halves of the detector. This will not only serve to verify the
absorbance caused by oxygen and water, but will also identify
any other possible contaminants in the gas which could cause
absorption of the Cherenkov light. The system consists of a
scanning VUV monochrometer (McPherson 234/302 with D2
lamp) with a beam splitter box containing a movable mirror
that directs a beam of light down three independent gas test
cells (one input, two output). The light impinges on
photomultiplier tubes (Hamamatsu R6835) with CsI
photocathodes operated in photodiode mode and the
photocurrent is measured using a Keithley picoammeter. Fig 9
shows the partially assembled spectrometer which will be
completed and installed in PHENIX within the next few
VI. PROTOTYPE TESTS
A full scale prototype of the HBD was built and tested
under beam conditions (200 GeV pp collisions) in the
PHENIX experiment at RHIC during the spring and early
summer of this year. The detector showed stable operation
with pure CF4 as the operating gas and worked well in the
RHIC environment. The detector also demonstrated the
expected performance in terms of “hadron blindness”. Figure
10 shows the pulse height distribution for minimum ionizing
particles obtained with the detector in forward bias (FB) mode
and reverse bias (RB) modes. The forward bias distribution
shows a clear minimum ionizing peak and is well fit with a
Landau distribution. The reverse bias mode shows the strong
suppression of the direct ionization signal, as expected.
Fig. 10 Pulse height distribution for minimum ionizing particles obtained
with the full scale HBD prototype operating in the PHENIX experiment at
RHIC. The forward bias distribution is well fit with a Landau distribution,
while the reverse bias distribution shows the expected strong suppression of
the direct ionization signal.
Figure 11 shows the pulse height distribution and cluster
size for electrons and hadrons obtained with the prototype
detector under reverse bias conditions. The electrons and
hadrons were both well identified using other detectors in
PHENIX. The electron distribution is well separated from the
hadron signal and gives approximately a 15:1 rejection factor
with an electron efficiency of 90% using a simple pulse height
cut alone. The cluster size distribution shows a much larger
average cluster size for electrons, and will be used to further
increase the rejection power in the final analysis
Fig. 11. Pulse height distribution (a) and cluster size distribution (b) for

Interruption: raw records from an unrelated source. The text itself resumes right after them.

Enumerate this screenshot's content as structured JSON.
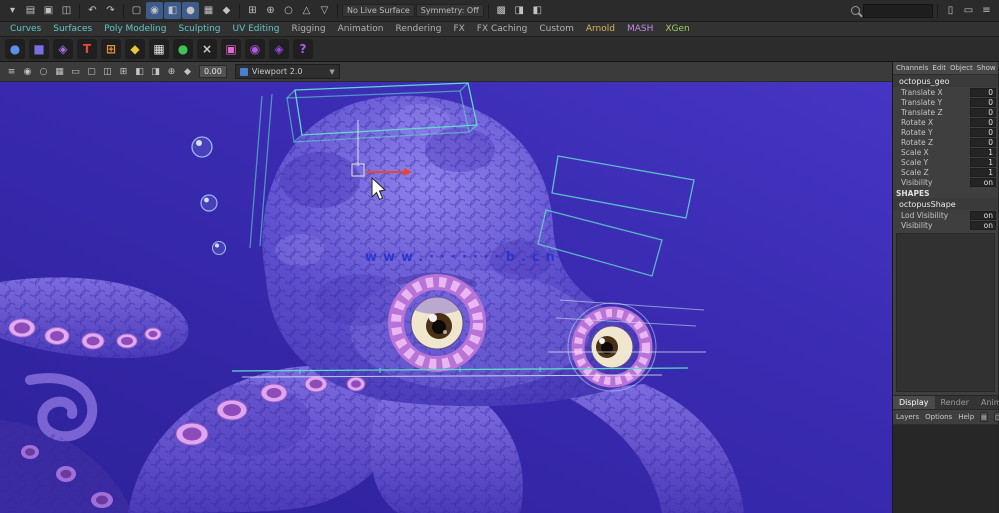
{
  "colors": {
    "viewport_bg": "#3A2BB2",
    "wireframe": "#5FD8CC",
    "watermark": "#2633CC",
    "selection_active": "#3D5C8C"
  },
  "status_line": {
    "file_icons": [
      {
        "name": "menu-set-icon",
        "glyph": "▾"
      },
      {
        "name": "new-scene-icon",
        "glyph": "▤"
      },
      {
        "name": "open-scene-icon",
        "glyph": "▣"
      },
      {
        "name": "save-scene-icon",
        "glyph": "◫"
      }
    ],
    "undo_icons": [
      {
        "name": "undo-icon",
        "glyph": "↶"
      },
      {
        "name": "redo-icon",
        "glyph": "↷"
      }
    ],
    "selection_icons": [
      {
        "name": "select-hierarchy-icon",
        "glyph": "▢"
      },
      {
        "name": "select-object-icon",
        "glyph": "◉",
        "bg": "#3d5c8c"
      },
      {
        "name": "select-component-icon",
        "glyph": "◧",
        "bg": "#3d5c8c"
      },
      {
        "name": "select-mask-points-icon",
        "glyph": "●",
        "bg": "#3d5c8c"
      },
      {
        "name": "select-mask-lines-icon",
        "glyph": "▦"
      },
      {
        "name": "select-mask-faces-icon",
        "glyph": "◆"
      }
    ],
    "snap_icons": [
      {
        "name": "snap-grid-icon",
        "glyph": "⊞"
      },
      {
        "name": "snap-curve-icon",
        "glyph": "⊕"
      },
      {
        "name": "snap-point-icon",
        "glyph": "○"
      },
      {
        "name": "snap-plane-icon",
        "glyph": "△"
      },
      {
        "name": "snap-surface-icon",
        "glyph": "▽"
      }
    ],
    "live_surface_label": "No Live Surface",
    "symmetry_label": "Symmetry: Off",
    "render_icons": [
      {
        "name": "render-icon",
        "glyph": "▩"
      },
      {
        "name": "ipr-render-icon",
        "glyph": "◨"
      },
      {
        "name": "render-settings-icon",
        "glyph": "◧"
      }
    ],
    "search_placeholder": "",
    "right_icons": [
      {
        "name": "sidebar-attr-editor-icon",
        "glyph": "▯"
      },
      {
        "name": "sidebar-tool-settings-icon",
        "glyph": "▭"
      },
      {
        "name": "sidebar-channel-box-icon",
        "glyph": "≡"
      }
    ]
  },
  "shelf_tabs": {
    "items": [
      {
        "label": "Curves",
        "color": "#5fc7c7"
      },
      {
        "label": "Surfaces",
        "color": "#5fc7c7"
      },
      {
        "label": "Poly Modeling",
        "color": "#5fc7c7"
      },
      {
        "label": "Sculpting",
        "color": "#5fc7c7"
      },
      {
        "label": "UV Editing",
        "color": "#5fc7c7"
      },
      {
        "label": "Rigging",
        "color": "#b0b0b0"
      },
      {
        "label": "Animation",
        "color": "#b0b0b0"
      },
      {
        "label": "Rendering",
        "color": "#b0b0b0"
      },
      {
        "label": "FX",
        "color": "#b0b0b0"
      },
      {
        "label": "FX Caching",
        "color": "#b0b0b0"
      },
      {
        "label": "Custom",
        "color": "#b0b0b0"
      },
      {
        "label": "Arnold",
        "color": "#d8b45a"
      },
      {
        "label": "MASH",
        "color": "#c58ae0"
      },
      {
        "label": "XGen",
        "color": "#9ccf5f"
      }
    ]
  },
  "shelf": {
    "icons": [
      {
        "name": "shelf-sphere-icon",
        "glyph": "●",
        "color": "#5e8fe8"
      },
      {
        "name": "shelf-cube-icon",
        "glyph": "■",
        "color": "#7a6fe0"
      },
      {
        "name": "shelf-star-icon",
        "glyph": "◈",
        "color": "#a86fe8"
      },
      {
        "name": "shelf-type-icon",
        "glyph": "T",
        "color": "#e8483a"
      },
      {
        "name": "shelf-construct-icon",
        "glyph": "⊞",
        "color": "#e8923a"
      },
      {
        "name": "shelf-diamond-icon",
        "glyph": "◆",
        "color": "#e8c83a"
      },
      {
        "name": "shelf-checker-icon",
        "glyph": "▦",
        "color": "#e0e0e0"
      },
      {
        "name": "shelf-green-sphere-icon",
        "glyph": "●",
        "color": "#3ec454"
      },
      {
        "name": "shelf-delete-icon",
        "glyph": "×",
        "color": "#cfcfcf"
      },
      {
        "name": "shelf-magenta-grid-icon",
        "glyph": "▣",
        "color": "#e06ad4"
      },
      {
        "name": "shelf-purple-target-icon",
        "glyph": "◉",
        "color": "#b45ae8"
      },
      {
        "name": "shelf-purple-diamond-icon",
        "glyph": "◈",
        "color": "#9a4ae0"
      },
      {
        "name": "shelf-help-icon",
        "glyph": "?",
        "color": "#b45ae8"
      }
    ]
  },
  "viewport_toolbar": {
    "icons": [
      {
        "name": "panel-menu-icon",
        "glyph": "≡"
      },
      {
        "name": "select-camera-icon",
        "glyph": "◉"
      },
      {
        "name": "lock-camera-icon",
        "glyph": "○"
      },
      {
        "name": "grid-icon",
        "glyph": "▦"
      },
      {
        "name": "film-gate-icon",
        "glyph": "▭"
      },
      {
        "name": "resolution-gate-icon",
        "glyph": "▢"
      },
      {
        "name": "gate-mask-icon",
        "glyph": "◫"
      },
      {
        "name": "field-chart-icon",
        "glyph": "⊞"
      },
      {
        "name": "safe-action-icon",
        "glyph": "◧"
      },
      {
        "name": "safe-title-icon",
        "glyph": "◨"
      },
      {
        "name": "lighting-icon",
        "glyph": "⊕"
      },
      {
        "name": "shading-icon",
        "glyph": "◆"
      }
    ],
    "field_value": "0.00",
    "renderer_dropdown": "Viewport 2.0"
  },
  "viewport": {
    "watermark": "www.·······b.cn"
  },
  "channel_box": {
    "menu": [
      "Channels",
      "Edit",
      "Object",
      "Show"
    ],
    "object_name": "octopus_geo",
    "channels": [
      {
        "label": "Translate X",
        "value": "0"
      },
      {
        "label": "Translate Y",
        "value": "0"
      },
      {
        "label": "Translate Z",
        "value": "0"
      },
      {
        "label": "Rotate X",
        "value": "0"
      },
      {
        "label": "Rotate Y",
        "value": "0"
      },
      {
        "label": "Rotate Z",
        "value": "0"
      },
      {
        "label": "Scale X",
        "value": "1"
      },
      {
        "label": "Scale Y",
        "value": "1"
      },
      {
        "label": "Scale Z",
        "value": "1"
      },
      {
        "label": "Visibility",
        "value": "on"
      }
    ],
    "shapes_header": "SHAPES",
    "shape_name": "octopusShape",
    "shape_channels": [
      {
        "label": "Lod Visibility",
        "value": "on"
      },
      {
        "label": "Visibility",
        "value": "on"
      }
    ]
  },
  "layer_editor": {
    "tabs": [
      {
        "label": "Display",
        "bg": "#4a4a4a",
        "color": "#ffffff"
      },
      {
        "label": "Render"
      },
      {
        "label": "Anim"
      }
    ],
    "menu": [
      "Layers",
      "Options",
      "Help"
    ]
  }
}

identified electrons and hadrons with the HBD prototype operated in reverse
bias mode in PHENIX during the last RHIC run.
A novel new Hadron Blind Detector has been constructed
for the PHENIX experiment that will greatly enhance the
capability to measure low mass electron pairs at RHIC. A test
with a full scale prototype detector was carried out during the
spring of this year and demonstrated the hadron blindness
feature of the HBD concept under actual running conditions.
The construction and assembly of the final detector was
completed during this past summer, and both halves of the
final detector have now been installed in PHENIX and are
undergoing preparations and commissioning for the upcoming
run at RHIC.
 B.Azmoun et.al., “Conceptual Design Report on a HBD Upgrade for the
PHENIX Detector”, March 2005,
 A.Kozolov et.al.., “Development of a Triple GEM UV Photon Detector
Operated in Pure CF4 for the PHENIX Experiment”, Nucl. Inst. Meth.
A523 (2004) 345.
 Z.Frankel et.al., “A Hadron Blind Detector for the PHENIX Experiment
at RHIC”, Nucl. Inst. Meth. A546 (2005) 466-480.
 Evaporation facility provided by the INFN and Instituto Superiore di
Sanatia in Rome, Italy, courtesy of Prof. F. Girabaldi and collaborators at
 I.Tserruya et.al., “A Hadron Blind Detector for the PHENIX Experiment
at RHIC”, Conference Record Proceedings of the 2004 IEEE Nuclear
Science Symposium and Medical Imaging Conference, Oct 16-22, 4004,